I suppose that the question of the meaning of human existence in Christianity is best explored through the concept of revelation. In reply to the question as to how revelation takes place, three principal answers are given: in nature, in mystical experience, and through events in history. This first answer, looking for God’s manifestation in nature, is not to be confused with finding in nature’s orderliness and system evidence of the purpose and workmanship of God, Who is beyond nature. Rather, it is to find the only final meaning of life within the processes of nature itself. The answer is that God makes Himself known in mystical experience in which the individual, totally oblivious of his physical situation, is caught up in direct communion or even actual union with God. This type of thinking can be found to some extent within nearly all religions, but it is characteristic of Eastern religions which usually regard the world as an illusion. What is real is thought to be changeless, and, consequently, whatever changes are but a deceptive appearance of reality. God, therefore, must be sought apart from the material order is an experience not dependent upon it. Unconscious of his surroundings, even of his existence, the mystic contemplates changeless, eternal truth; and this he takes to be the true source of all meaning (Gula 201).
In sum, the meaning of human existence in Christianity can be understood through the concept of revelation; it reflects in the essence of religion itself. Thus, some critics see the meaning of human existence as suffering. It is, rather, that God reveals Himself in action in the course of human events (which we shall call “history,” noting that it applies not only to what has happened in the past but to the present as well, and even to the possibilities of the future). Since revelation is essentially personal, it must come in personal ways, through action in human affairs.
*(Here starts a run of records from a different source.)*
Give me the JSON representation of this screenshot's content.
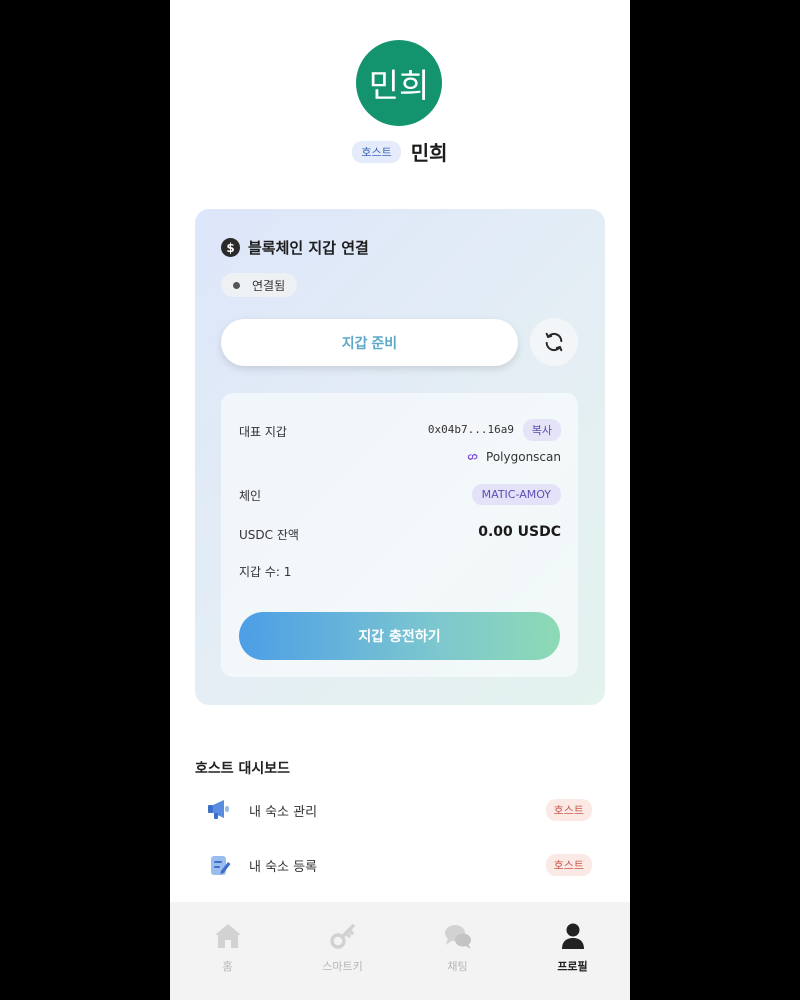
{
  "profile": {
    "avatar_text": "민희",
    "role_badge": "호스트",
    "name": "민희"
  },
  "wallet": {
    "title": "블록체인 지갑 연결",
    "status": "연결됨",
    "ready_button": "지갑 준비",
    "rep_wallet_label": "대표 지갑",
    "address": "0x04b7...16a9",
    "copy_label": "복사",
    "explorer_link": "Polygonscan",
    "chain_label": "체인",
    "chain_value": "MATIC-AMOY",
    "balance_label": "USDC 잔액",
    "balance_value": "0.00 USDC",
    "wallet_count": "지갑 수: 1",
    "charge_button": "지갑 충전하기"
  },
  "dashboard": {
    "title": "호스트 대시보드",
    "items": [
      {
        "label": "내 숙소 관리",
        "badge": "호스트",
        "icon": "megaphone-icon"
      },
      {
        "label": "내 숙소 등록",
        "badge": "호스트",
        "icon": "edit-document-icon"
      }
    ]
  },
  "nav": {
    "items": [
      {
        "label": "홈",
        "icon": "home-icon"
      },
      {
        "label": "스마트키",
        "icon": "key-icon"
      },
      {
        "label": "채팅",
        "icon": "chat-icon"
      },
      {
        "label": "프로필",
        "icon": "person-icon",
        "active": true
      }
    ]
  },
  "colors": {
    "avatar": "#14946e",
    "accent_blue": "#4c9ee6",
    "accent_green": "#8ddab5",
    "host_badge": "#c85a4b"
  }
}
God reveals Himself to the whole man as he is involved in life, not merely to his mind or his soul. This emphasis on action may help us to counteract the unhealthy idea that revelation means we ought to listen for voices speaking in some mysterious or miraculous way.
Christianity. The Columbia Encyclopedia, Sixth Edition, 2007. p. 10359.
Gula, Richard M. Reason Informed by Faith: Foundations of Catholic Morality. Paulist Press, 1998.
Donovan, D. Jesus, the Kingdom and the Church. The Church as idea and Fact. Collegeville: Michael Glazier, 1993, pp. 416-423.
Loewe, W.R. Classical Dogma. Chapter 15. in The College students Introduction to Cristology. The liturgical Press, 1996., pp.188-201.
McGrath, Alister E. The Christian Theology Reader Blackwell Publishers; 2nd edition 2001.